State Sen. John Stinner of Gering, the Appropriations Committee chairman, said the budget projections would definitely allow lawmakers to increase property tax relief efforts by $100 million during the current fiscal year and continue that level in future years.
“The $100 million that the governor wants is a doable number and a sustainable number,” he said.
Doing more than $100 million in later years could be done, Stinner said. But it would require holding down state expenses or finding other revenues, neither of which would be politically easy.
The new report includes some increases in state spending for the current biennium, such as the $53 million needed for flood recovery and repairs and an $11.9 million increase in state school aid.
But it does not include additional funds to address the state’s troubled corrections system, and it reduces spending on child welfare by $33 million, based on the state’s new contract for child welfare case management in the Omaha metro area. Bergquist said he was concerned that the child welfare savings might not materialize.

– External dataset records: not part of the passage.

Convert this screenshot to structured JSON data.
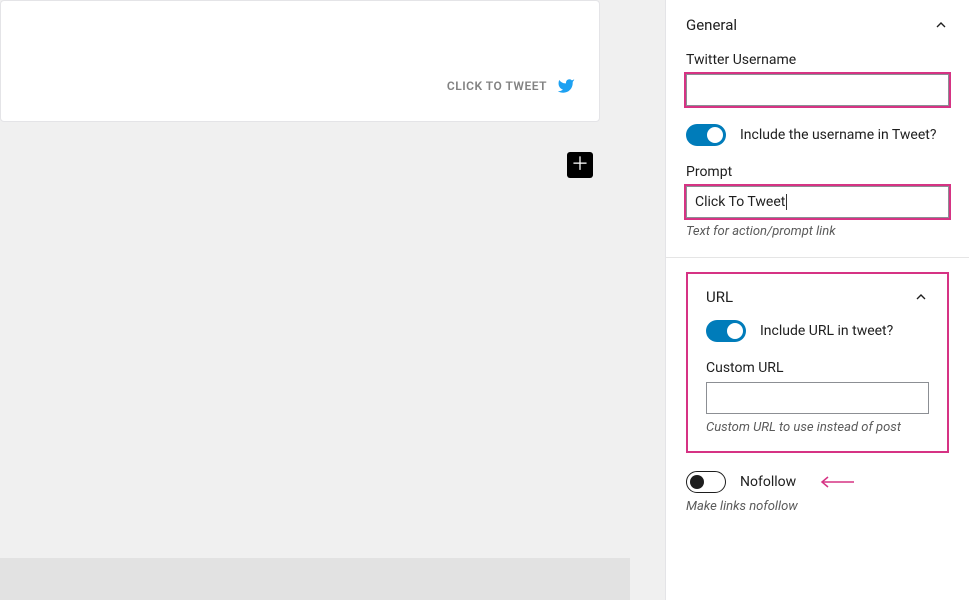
{
  "editor": {
    "ctt_label": "CLICK TO TWEET"
  },
  "panels": {
    "general": {
      "title": "General",
      "twitter_username_label": "Twitter Username",
      "twitter_username_value": "",
      "include_username_label": "Include the username in Tweet?",
      "prompt_label": "Prompt",
      "prompt_value": "Click To Tweet",
      "prompt_help": "Text for action/prompt link"
    },
    "url": {
      "title": "URL",
      "include_url_label": "Include URL in tweet?",
      "custom_url_label": "Custom URL",
      "custom_url_value": "",
      "custom_url_help": "Custom URL to use instead of post"
    },
    "nofollow": {
      "label": "Nofollow",
      "help": "Make links nofollow"
    }
  }
}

The budget estimates do not address other issues that could compete for state dollars, such as the level of Medicaid rates for nursing homes, which have been blamed for the closures of several rural homes in recent years, or the waiting list for serving people with developmental disabilities.
“There’s a lot of hands out right now, lots of competing forces,” Stinner said.
Sen. Lou Ann Linehan of Elkhorn, the Revenue Committee chairwoman, argues that the priority should be on boosting the state’s efforts at property tax relief. Her committee has spent months wrangling over the best way to increase relief.
Last week, the committee reached general agreement to start by dropping the valuation of agricultural land to 55% of market value, down from 75%, when it comes to computing taxes for K-12 education. About $100 million more state school aid would be needed to make up the difference.
The next step would be to lower the valuation of residential and commercial property to 80%, down from 100% now. Linehan said the goal would be to make that change in the second year of the plan, but she said it might take two or three years to accomplish, depending on the state’s budget situation.
“I think there is funding that could be found to do it,” she said.